Infertility in an industrial setting:— a population-based study from Northern Sweden
Article first published online: 31 DEC 2010
1997 Informa UK Ltd All rights reserved: reproduction in whole or part not permitted
Acta Obstetricia et Gynecologica Scandinavica
Volume 76, Issue 7, pages 673–679, August 1997
How to Cite
Wulff, M., Högberg, U. and Stenlund, H. (1997), Infertility in an industrial setting:— a population-based study from Northern Sweden. Acta Obstetricia et Gynecologica Scandinavica, 76: 673–679. doi: 10.3109/00016349709024609
- Issue published online: 31 DEC 2010
- Article first published online: 31 DEC 2010
- Submitted 24 Jiinuary, 1997; Accepted 16 February, 1997
- care seeking behavior;
- heavy metals;
- socioeconomic status
Objective. To analyze the possible environmental effects on infertility among couples living in the immediate neighborhood of a smelter and to study prevalence and risk factors of infertility as well as care seeking behavior among infertile couples in a random sample of a local population.

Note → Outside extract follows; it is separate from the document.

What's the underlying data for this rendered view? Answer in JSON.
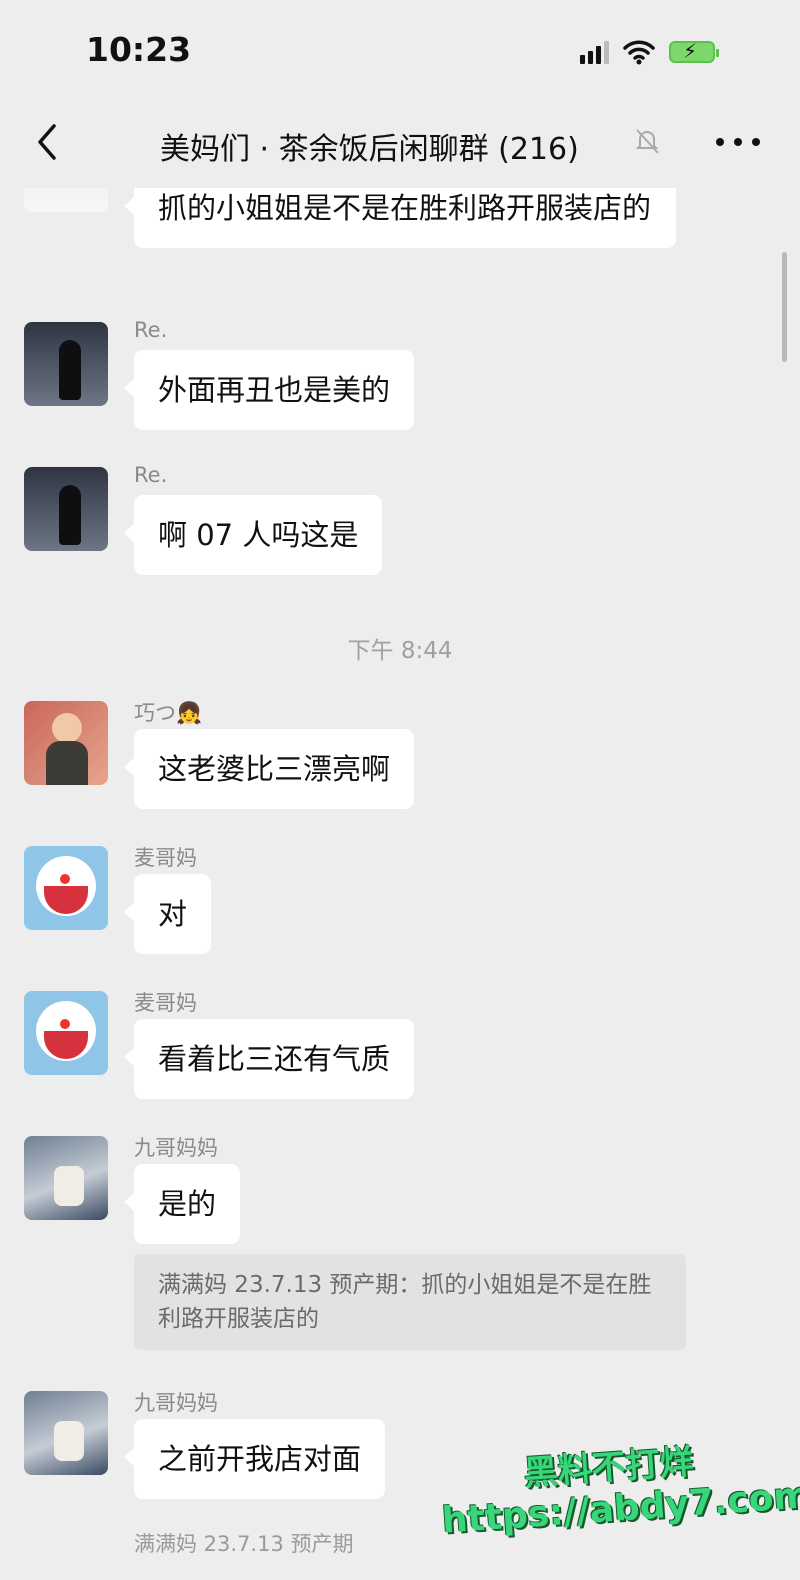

Methods. A questionnaire was distributed to 1,784 women between 25 and 44 years of age working at or living close to a copper smelter, and to women living further away from the smelter. The results were analyzed with a logistic regression.
Results. No environmental effects on infertility rates among couples living near the smelter were found. The prevalence of infertility, defined as having experienced a period of inability to conceive within 12 months of regular intercourse without contraception at some point in life, was the same between the neighbors and the reference population. The prevalence of primary and secondary infertility was 6% and 3%, respectively. Infertile women were characterized by having a significantly shorter education, OR 1.8 (CI 1.2-2.7), compared to women who had not experienced any fertility problems. Risk estimates for not seeking health care when having a low socio-economic status was OR 2.1 (CI 1.0-4.4) compared to those with a higher socio-economic status.

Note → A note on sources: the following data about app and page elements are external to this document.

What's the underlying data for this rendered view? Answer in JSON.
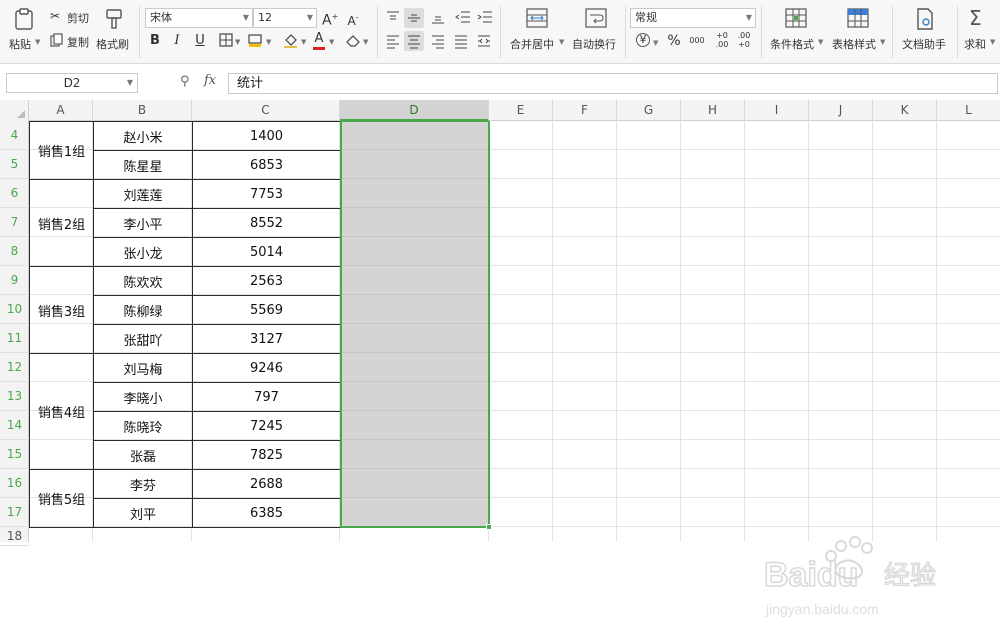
{
  "ribbon": {
    "paste": "粘贴",
    "cut": "剪切",
    "copy": "复制",
    "format_painter": "格式刷",
    "font_name": "宋体",
    "font_size": "12",
    "bold": "B",
    "italic": "I",
    "underline": "U",
    "font_color_letter": "A",
    "merge_center": "合并居中",
    "wrap_text": "自动换行",
    "number_format": "常规",
    "percent": "%",
    "thousands": "000",
    "dec_inc": "+0 .00",
    "dec_dec": ".00 +0",
    "conditional_format": "条件格式",
    "table_style": "表格样式",
    "doc_assistant": "文档助手",
    "sum": "求和"
  },
  "formula_bar": {
    "name_box": "D2",
    "fx": "fx",
    "formula": "统计"
  },
  "columns": [
    "A",
    "B",
    "C",
    "D",
    "E",
    "F",
    "G",
    "H",
    "I",
    "J",
    "K",
    "L"
  ],
  "rows": [
    "4",
    "5",
    "6",
    "7",
    "8",
    "9",
    "10",
    "11",
    "12",
    "13",
    "14",
    "15",
    "16",
    "17",
    "18"
  ],
  "groups": [
    "销售1组",
    "销售2组",
    "销售3组",
    "销售4组",
    "销售5组"
  ],
  "names": [
    "赵小米",
    "陈星星",
    "刘莲莲",
    "李小平",
    "张小龙",
    "陈欢欢",
    "陈柳绿",
    "张甜吖",
    "刘马梅",
    "李晓小",
    "陈晓玲",
    "张磊",
    "李芬",
    "刘平"
  ],
  "values": [
    "1400",
    "6853",
    "7753",
    "8552",
    "5014",
    "2563",
    "5569",
    "3127",
    "9246",
    "797",
    "7245",
    "7825",
    "2688",
    "6385"
  ],
  "watermark": {
    "brand": "Baidu",
    "cn": "经验",
    "url": "jingyan.baidu.com"
  },
  "colors": {
    "select_green": "#4aa84a",
    "select_fill": "#d4d4d4",
    "font_red": "#e02020"
  }
}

Conclusion. No environmental effects on infertility could be demonstrated. Infertile women were characterized by having a shorter education compared to the non infertile, and women with lower socio-economic status were less prone to seek help.